◆ **Assigned task**
Whenever a line of the material contains the string "value", it should be copied.

----- Data shown

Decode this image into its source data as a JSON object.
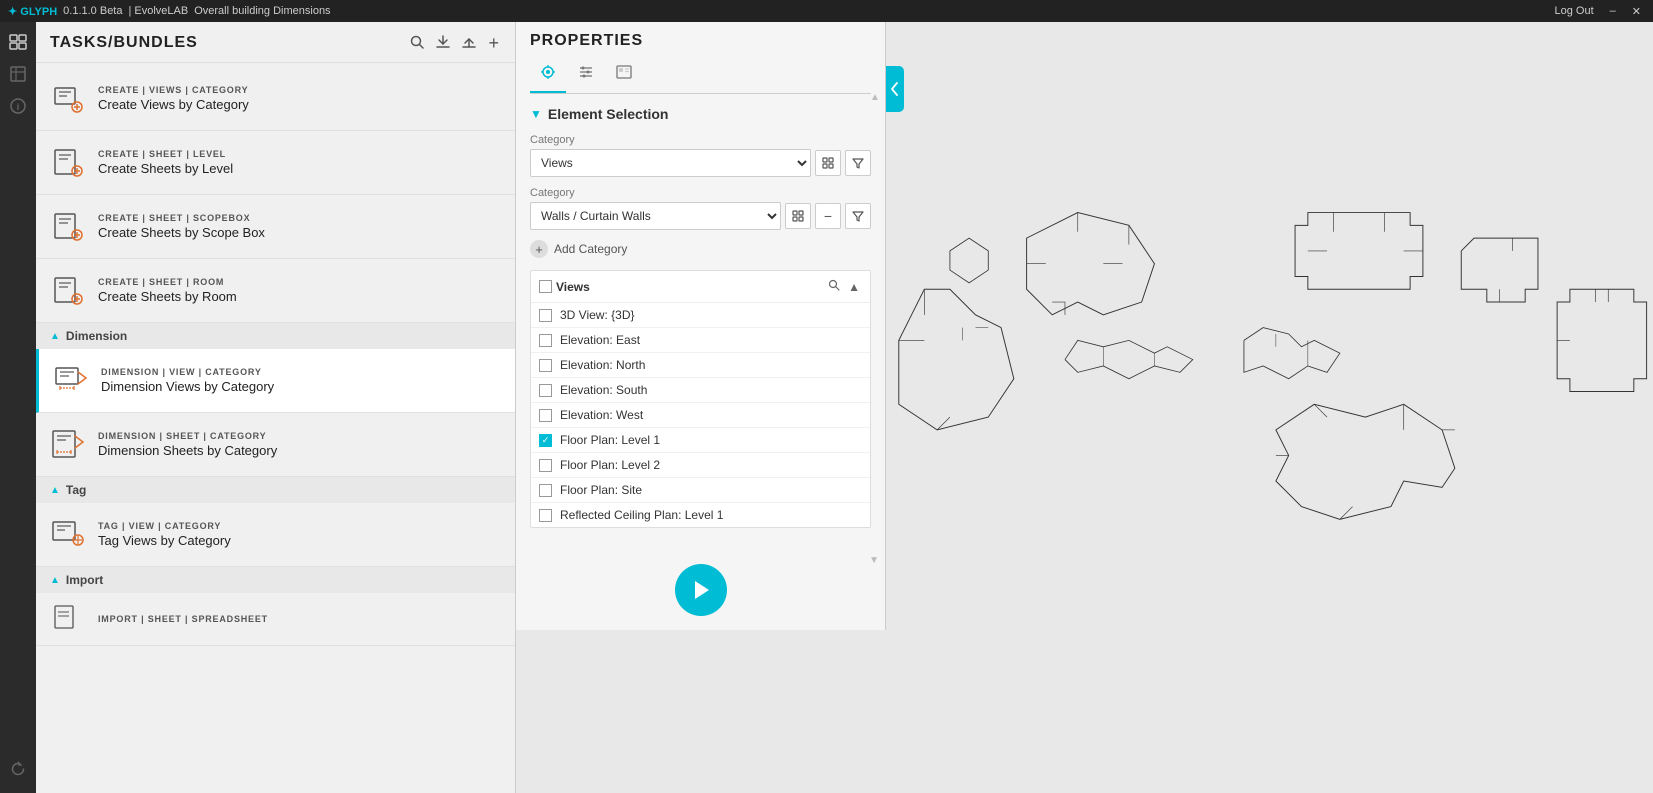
{
  "titlebar": {
    "logo": "✦ GLYPH",
    "version": "0.1.1.0 Beta",
    "company": "| EvolveLAB",
    "title": "Overall building Dimensions",
    "logout": "Log Out",
    "minimize": "–",
    "close": "✕"
  },
  "tasks_panel": {
    "title": "TASKS/BUNDLES",
    "icons": {
      "search": "🔍",
      "download": "⬇",
      "upload": "⬆",
      "add": "+"
    },
    "sections": [
      {
        "name": "create_views_item",
        "label": "CREATE | VIEWS | CATEGORY",
        "name_text": "Create Views by Category",
        "active": false
      }
    ],
    "create_section": {
      "items": [
        {
          "label": "CREATE | SHEET | LEVEL",
          "name_text": "Create Sheets by Level"
        },
        {
          "label": "CREATE | SHEET | SCOPEBOX",
          "name_text": "Create Sheets by Scope Box"
        },
        {
          "label": "CREATE | SHEET | ROOM",
          "name_text": "Create Sheets by Room"
        }
      ]
    },
    "dimension_section": {
      "title": "Dimension",
      "items": [
        {
          "label": "DIMENSION | VIEW | CATEGORY",
          "name_text": "Dimension Views by Category",
          "active": true
        },
        {
          "label": "DIMENSION | SHEET | CATEGORY",
          "name_text": "Dimension Sheets by Category"
        }
      ]
    },
    "tag_section": {
      "title": "Tag",
      "items": [
        {
          "label": "TAG | VIEW | CATEGORY",
          "name_text": "Tag Views by Category"
        }
      ]
    },
    "import_section": {
      "title": "Import",
      "items": [
        {
          "label": "IMPORT | SHEET | SPREADSHEET",
          "name_text": ""
        }
      ]
    }
  },
  "properties_panel": {
    "title": "PROPERTIES",
    "tabs": [
      {
        "icon": "✦",
        "active": true
      },
      {
        "icon": "≡",
        "active": false
      },
      {
        "icon": "▣",
        "active": false
      }
    ],
    "element_selection": {
      "title": "Element Selection",
      "categories": [
        {
          "label": "Category",
          "value": "Views",
          "placeholder": "Views"
        },
        {
          "label": "Category",
          "value": "Walls / Curtain Walls",
          "placeholder": "Walls / Curtain Walls"
        }
      ],
      "add_category": "Add Category"
    },
    "views": {
      "header": "Views",
      "items": [
        {
          "label": "3D View: {3D}",
          "checked": false
        },
        {
          "label": "Elevation: East",
          "checked": false
        },
        {
          "label": "Elevation: North",
          "checked": false
        },
        {
          "label": "Elevation: South",
          "checked": false
        },
        {
          "label": "Elevation: West",
          "checked": false
        },
        {
          "label": "Floor Plan: Level 1",
          "checked": true
        },
        {
          "label": "Floor Plan: Level 2",
          "checked": false
        },
        {
          "label": "Floor Plan: Site",
          "checked": false
        },
        {
          "label": "Reflected Ceiling Plan: Level 1",
          "checked": false
        }
      ]
    },
    "run_button": "▶"
  }
}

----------

◆ **Problem solution**
          "value": "Views",
          "value": "Walls / Curtain Walls",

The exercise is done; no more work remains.